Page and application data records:
★ ★ ★
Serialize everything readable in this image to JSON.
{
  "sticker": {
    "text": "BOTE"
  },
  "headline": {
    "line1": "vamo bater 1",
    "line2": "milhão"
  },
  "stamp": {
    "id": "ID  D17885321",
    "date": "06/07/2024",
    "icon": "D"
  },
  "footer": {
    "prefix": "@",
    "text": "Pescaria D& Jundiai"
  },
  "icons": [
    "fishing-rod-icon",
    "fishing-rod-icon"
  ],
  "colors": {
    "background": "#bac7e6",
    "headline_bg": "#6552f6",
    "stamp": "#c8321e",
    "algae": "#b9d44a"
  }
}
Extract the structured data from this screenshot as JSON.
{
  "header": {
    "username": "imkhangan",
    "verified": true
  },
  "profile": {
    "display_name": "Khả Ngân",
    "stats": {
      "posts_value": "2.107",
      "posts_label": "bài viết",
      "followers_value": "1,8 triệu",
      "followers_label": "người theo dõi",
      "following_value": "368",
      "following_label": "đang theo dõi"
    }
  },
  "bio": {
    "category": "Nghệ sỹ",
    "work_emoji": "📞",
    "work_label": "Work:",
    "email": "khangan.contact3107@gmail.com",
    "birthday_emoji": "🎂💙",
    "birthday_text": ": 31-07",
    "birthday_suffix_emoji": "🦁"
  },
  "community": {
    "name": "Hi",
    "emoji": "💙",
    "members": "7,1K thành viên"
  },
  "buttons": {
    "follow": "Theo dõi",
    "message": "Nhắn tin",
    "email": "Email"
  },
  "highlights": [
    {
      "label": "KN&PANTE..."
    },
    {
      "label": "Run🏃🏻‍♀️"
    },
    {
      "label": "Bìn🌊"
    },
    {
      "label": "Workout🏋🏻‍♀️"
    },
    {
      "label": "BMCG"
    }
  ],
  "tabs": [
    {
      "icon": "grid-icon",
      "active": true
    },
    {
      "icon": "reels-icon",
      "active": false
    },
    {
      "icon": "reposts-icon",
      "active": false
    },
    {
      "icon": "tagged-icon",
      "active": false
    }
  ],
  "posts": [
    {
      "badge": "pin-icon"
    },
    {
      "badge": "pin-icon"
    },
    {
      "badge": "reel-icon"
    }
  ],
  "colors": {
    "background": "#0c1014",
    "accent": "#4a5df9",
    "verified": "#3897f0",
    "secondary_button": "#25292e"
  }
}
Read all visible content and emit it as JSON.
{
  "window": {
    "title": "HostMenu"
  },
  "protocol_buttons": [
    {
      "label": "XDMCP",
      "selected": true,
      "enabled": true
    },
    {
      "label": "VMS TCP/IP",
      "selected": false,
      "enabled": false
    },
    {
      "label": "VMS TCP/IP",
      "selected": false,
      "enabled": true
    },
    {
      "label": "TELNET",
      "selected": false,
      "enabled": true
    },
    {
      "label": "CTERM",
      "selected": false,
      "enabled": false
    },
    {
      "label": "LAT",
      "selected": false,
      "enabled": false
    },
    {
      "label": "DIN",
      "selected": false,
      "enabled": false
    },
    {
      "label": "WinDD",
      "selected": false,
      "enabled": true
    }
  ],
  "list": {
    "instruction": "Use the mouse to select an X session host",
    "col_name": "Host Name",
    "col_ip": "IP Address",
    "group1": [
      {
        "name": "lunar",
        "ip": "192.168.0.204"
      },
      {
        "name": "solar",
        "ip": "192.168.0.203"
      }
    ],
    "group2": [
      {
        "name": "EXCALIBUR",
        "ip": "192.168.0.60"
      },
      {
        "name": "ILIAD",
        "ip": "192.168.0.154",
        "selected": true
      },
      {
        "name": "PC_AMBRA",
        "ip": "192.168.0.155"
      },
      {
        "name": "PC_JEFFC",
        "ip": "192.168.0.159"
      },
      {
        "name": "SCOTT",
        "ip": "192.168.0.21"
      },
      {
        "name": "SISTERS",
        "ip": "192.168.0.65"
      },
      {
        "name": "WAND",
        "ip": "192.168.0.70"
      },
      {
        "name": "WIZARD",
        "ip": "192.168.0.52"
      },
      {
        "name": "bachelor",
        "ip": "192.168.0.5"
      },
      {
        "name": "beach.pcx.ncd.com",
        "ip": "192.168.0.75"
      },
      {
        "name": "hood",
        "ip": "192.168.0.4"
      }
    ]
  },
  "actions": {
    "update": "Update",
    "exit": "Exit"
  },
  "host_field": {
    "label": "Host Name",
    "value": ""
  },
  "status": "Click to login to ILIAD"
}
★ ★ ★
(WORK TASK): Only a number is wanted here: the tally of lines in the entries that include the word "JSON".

(FINISHED EXERCISE): 3